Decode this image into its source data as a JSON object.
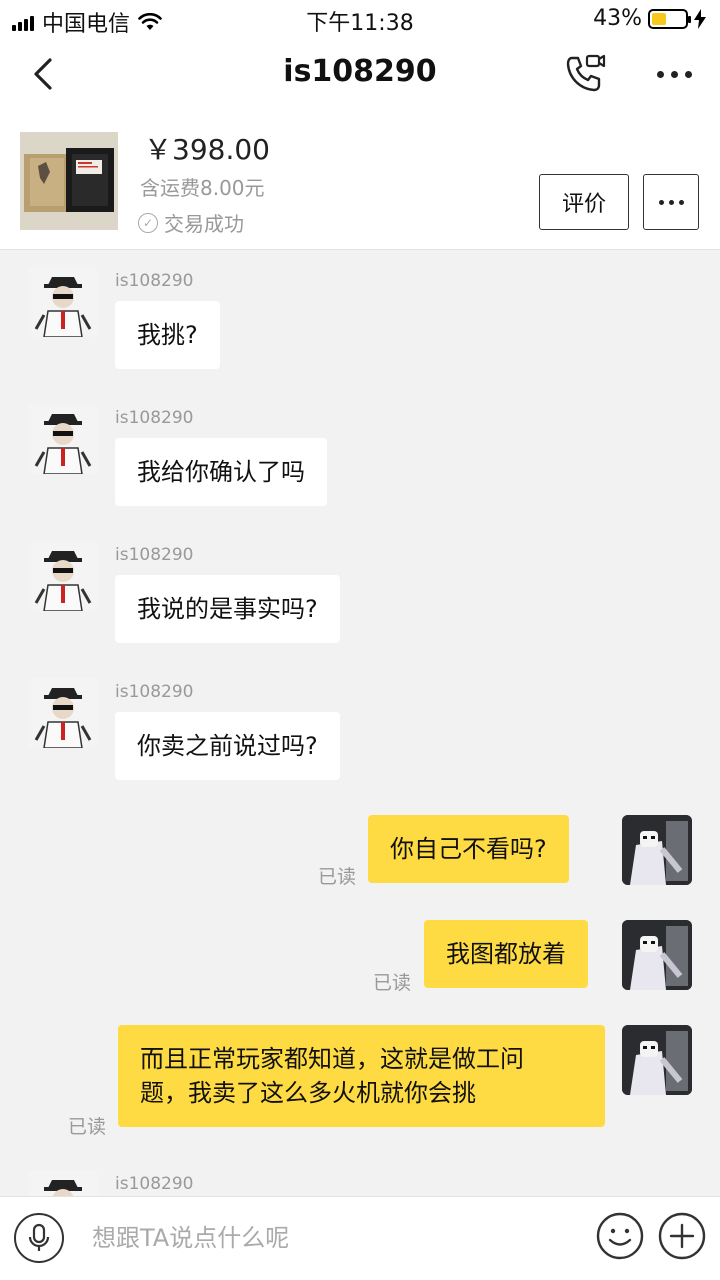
{
  "status_bar": {
    "carrier": "中国电信",
    "time": "下午11:38",
    "battery": "43%",
    "battery_level": 0.43
  },
  "nav": {
    "title": "is108290",
    "call_icon": "phone-video-icon",
    "more_icon": "more-dots-icon",
    "back_icon": "chevron-left-icon"
  },
  "product": {
    "price": "￥398.00",
    "shipping": "含运费8.00元",
    "status": "交易成功",
    "review_label": "评价"
  },
  "messages": [
    {
      "sender": "is108290",
      "text": "我挑?"
    },
    {
      "sender": "is108290",
      "text": "我给你确认了吗"
    },
    {
      "sender": "is108290",
      "text": "我说的是事实吗?"
    },
    {
      "sender": "is108290",
      "text": "你卖之前说过吗?"
    },
    {
      "text": "你自己不看吗?",
      "read": "已读"
    },
    {
      "text": "我图都放着",
      "read": "已读"
    },
    {
      "text": "而且正常玩家都知道，这就是做工问\n题，我卖了这么多火机就你会挑",
      "read": "已读"
    },
    {
      "sender": "is108290"
    }
  ],
  "input": {
    "placeholder": "想跟TA说点什么呢"
  },
  "colors": {
    "outgoing_bubble": "#fedb43",
    "incoming_bubble": "#ffffff",
    "background": "#f2f2f2"
  }
}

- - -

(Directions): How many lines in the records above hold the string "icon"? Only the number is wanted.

(Solved exercise): 3